▶ THE PROBLEM
Each record must be printed again exactly as it appears.
AVAILABLE RECORDS Start Marker
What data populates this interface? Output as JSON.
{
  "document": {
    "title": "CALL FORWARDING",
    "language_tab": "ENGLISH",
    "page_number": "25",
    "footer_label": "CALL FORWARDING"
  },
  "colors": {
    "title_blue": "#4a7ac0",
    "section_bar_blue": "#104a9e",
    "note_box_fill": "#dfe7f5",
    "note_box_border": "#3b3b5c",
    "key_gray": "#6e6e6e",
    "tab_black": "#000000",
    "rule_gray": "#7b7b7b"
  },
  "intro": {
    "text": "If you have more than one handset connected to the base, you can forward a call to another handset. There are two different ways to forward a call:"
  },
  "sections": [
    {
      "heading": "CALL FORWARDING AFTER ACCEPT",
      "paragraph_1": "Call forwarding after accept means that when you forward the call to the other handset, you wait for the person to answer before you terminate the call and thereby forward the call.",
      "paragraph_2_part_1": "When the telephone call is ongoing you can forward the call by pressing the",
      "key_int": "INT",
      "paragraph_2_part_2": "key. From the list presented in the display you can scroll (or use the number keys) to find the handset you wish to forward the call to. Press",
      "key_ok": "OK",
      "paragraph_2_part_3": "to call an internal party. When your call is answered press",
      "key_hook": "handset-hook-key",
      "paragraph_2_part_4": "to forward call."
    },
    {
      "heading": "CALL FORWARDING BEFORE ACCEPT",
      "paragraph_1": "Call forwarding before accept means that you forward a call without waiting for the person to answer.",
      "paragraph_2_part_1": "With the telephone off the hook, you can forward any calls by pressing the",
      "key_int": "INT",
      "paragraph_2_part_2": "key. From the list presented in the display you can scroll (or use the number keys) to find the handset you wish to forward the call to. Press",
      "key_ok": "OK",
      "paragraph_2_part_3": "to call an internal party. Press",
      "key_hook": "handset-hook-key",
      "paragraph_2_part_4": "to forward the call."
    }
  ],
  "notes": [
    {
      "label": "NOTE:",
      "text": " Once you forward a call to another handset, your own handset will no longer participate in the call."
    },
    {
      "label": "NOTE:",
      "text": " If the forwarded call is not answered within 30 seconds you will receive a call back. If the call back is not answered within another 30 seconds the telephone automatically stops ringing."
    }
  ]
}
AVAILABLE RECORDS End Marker
▶ ANSWER TO THE EXERCISE
What data populates this interface? Output as JSON.
{
  "document": {
    "title": "CALL FORWARDING",
    "language_tab": "ENGLISH",
    "page_number": "25",
    "footer_label": "CALL FORWARDING"
  },
  "colors": {
    "title_blue": "#4a7ac0",
    "section_bar_blue": "#104a9e",
    "note_box_fill": "#dfe7f5",
    "note_box_border": "#3b3b5c",
    "key_gray": "#6e6e6e",
    "tab_black": "#000000",
    "rule_gray": "#7b7b7b"
  },
  "intro": {
    "text": "If you have more than one handset connected to the base, you can forward a call to another handset. There are two different ways to forward a call:"
  },
  "sections": [
    {
      "heading": "CALL FORWARDING AFTER ACCEPT",
      "paragraph_1": "Call forwarding after accept means that when you forward the call to the other handset, you wait for the person to answer before you terminate the call and thereby forward the call.",
      "paragraph_2_part_1": "When the telephone call is ongoing you can forward the call by pressing the",
      "key_int": "INT",
      "paragraph_2_part_2": "key. From the list presented in the display you can scroll (or use the number keys) to find the handset you wish to forward the call to. Press",
      "key_ok": "OK",
      "paragraph_2_part_3": "to call an internal party. When your call is answered press",
      "key_hook": "handset-hook-key",
      "paragraph_2_part_4": "to forward call."
    },
    {
      "heading": "CALL FORWARDING BEFORE ACCEPT",
      "paragraph_1": "Call forwarding before accept means that you forward a call without waiting for the person to answer.",
      "paragraph_2_part_1": "With the telephone off the hook, you can forward any calls by pressing the",
      "key_int": "INT",
      "paragraph_2_part_2": "key. From the list presented in the display you can scroll (or use the number keys) to find the handset you wish to forward the call to. Press",
      "key_ok": "OK",
      "paragraph_2_part_3": "to call an internal party. Press",
      "key_hook": "handset-hook-key",
      "paragraph_2_part_4": "to forward the call."
    }
  ],
  "notes": [
    {
      "label": "NOTE:",
      "text": " Once you forward a call to another handset, your own handset will no longer participate in the call."
    },
    {
      "label": "NOTE:",
      "text": " If the forwarded call is not answered within 30 seconds you will receive a call back. If the call back is not answered within another 30 seconds the telephone automatically stops ringing."
    }
  ]
}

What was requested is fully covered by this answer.